By Steve Winter
It’s common knowledge that dogs and cats don’t typically live together; vampires and mummies rarely coexist; Star Trek and Star Wars inhabit parallel universes and — as every comic book aficionado will quickly tell you well – Marvel simply doesn’t mix with D.C.
And yet, there they were, side by side, Superman, Spiderman, Batman and the Fantastic Four … seemingly impervious to the oxymoronic nature of that relationship.
But wait … there’s more. Dr. Whos, by the dozen; more Daenerys Targaryens than one can count; Elsa, in all her Frozen glory, plus Wookiees, wizards, Mockingjays and ninjas, all in one place, all at one time, and all under one roof.
The venue was the Washington, D.C. Convention Center, June 3-5, where Awesome-Con, the region’s proprietary version of the pop culture phenomenon spawned by the now-legendary Comic-Con, roared to life. More than 200 artists, 300 vendor booths and 50-plus celebrities from sci-fi, fantasy, action and adventure movies, TV shows and video games created what can best be described as the ultimate place to be for anybody in the National Capital area who embraces the term “geek.” And unlike decades gone-by when one might cringe at the use of such a politically affronting term, the crowd at Awesome-Con actually embraces it.
“I’m thrilled to be here to interact with geeks very much like myself,” said Ema Griffin, aka, Supergirl, who says she attends several such shows each year. “While I love the booths, the products for sale and the chance to meet the stars of the shows I love, what I really like the most is the opportunity for ‘cos-play.’”

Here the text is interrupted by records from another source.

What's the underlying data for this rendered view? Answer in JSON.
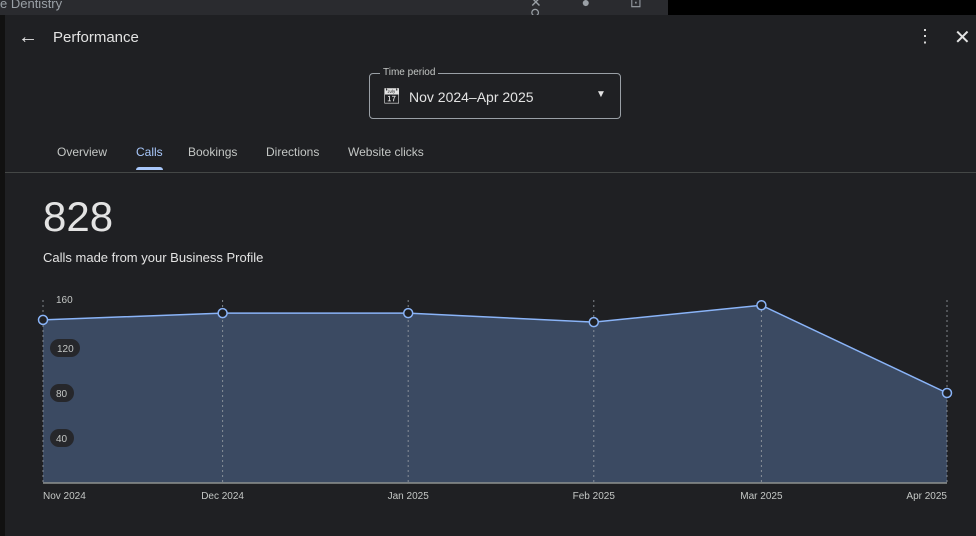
{
  "background": {
    "search_text": "e Dentistry"
  },
  "header": {
    "title": "Performance"
  },
  "time_period": {
    "label": "Time period",
    "value": "Nov 2024–Apr 2025"
  },
  "tabs": [
    {
      "label": "Overview"
    },
    {
      "label": "Calls",
      "active": true
    },
    {
      "label": "Bookings"
    },
    {
      "label": "Directions"
    },
    {
      "label": "Website clicks"
    }
  ],
  "summary": {
    "total": "828",
    "caption": "Calls made from your Business Profile"
  },
  "chart_data": {
    "type": "area",
    "categories": [
      "Nov 2024",
      "Dec 2024",
      "Jan 2025",
      "Feb 2025",
      "Mar 2025",
      "Apr 2025"
    ],
    "day_offsets": [
      0,
      30,
      61,
      92,
      120,
      151
    ],
    "values": [
      145,
      151,
      151,
      143,
      158,
      80
    ],
    "y_ticks": [
      "160",
      "120",
      "80",
      "40"
    ],
    "y_tick_values": [
      160,
      120,
      80,
      40
    ],
    "ylim": [
      0,
      160
    ],
    "colors": {
      "line": "#8ab4f8",
      "fill": "#3b4a62"
    }
  }
}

Without question, ‘cos-play’ (short for costume-play) – and those who revel in its practice – are the real true stars of Awesome-Con. Asha Gray, a Washington, D.C., relationship counselor by day was Belle from Beauty and the Beast for the weekend, Tim Black, Jamie Harrison and Tracey Harrison produced a fascinating hybrid of Mad Max meets Game of Thrones while a fellow known only as “Mino, the Black Mage” was an erstwhile Jedi Knight (although he appeared perhaps to be more a Padawan in training).
Without question, the crowd – fueled by several hundred cos-play characters – is what makes the show so much fun. “Washington, D.C., is kind of a hub of geekiness,” said show manager Ben Penrod, a native of Annapolis. “We’ve seen this influx of young people moving into D.C. which is just perfect for Awesome-Con. These young people are passionate about the things they like and those things just so happen to be in line with what we do at Awesome-Con – it’s pop culture, TV, movies, super heroes, zombies … so having these people who are into that stuff, moving to D.C. in hordes, is really good for us.”
Adding to the excitement, Penrod said, is additional programming above and beyond the action on the show floor. “Awsome-Con also includes panels, workshops and discussion groups, plus we throw in some really big special events like a conversation with Kevin Smith, the writer/director of Clerks, Mallrats, Chasing Amy, and Bill Nye the Science Guy, coming in to talk about science and education. These are extra events on top of everything else we’re doing out here.”
And finally, there are the celebrities. While perhaps not the cream of the crop “A-List” personalities, Awesome-Con has brought to town some of truly major players and characters in TV and movies including Adam West and Burt Ward (of Batman fame), Peter Capaldi and John Barrowman (Dr. Who), Karl Urban (Dr. McCoy in the rebooted Star Trek films), Matthew Lewis (Neville Longbottom from Harry Potter) and Robin Lord Taylor (Penguin in Gotham), among others.
Perhaps there’s something truly to be learned from such unity. After all, if these stars from different genres can peacefully coexist, it stands to reason that so too can superheroes learn to “cross the aisle.”
After all, this is Awesome-Con, in Washington.
(Steve Winter is president of Brotman |Winter|Fried Communications, a Sage Communications Company, a Capitol Communicator sponsor.)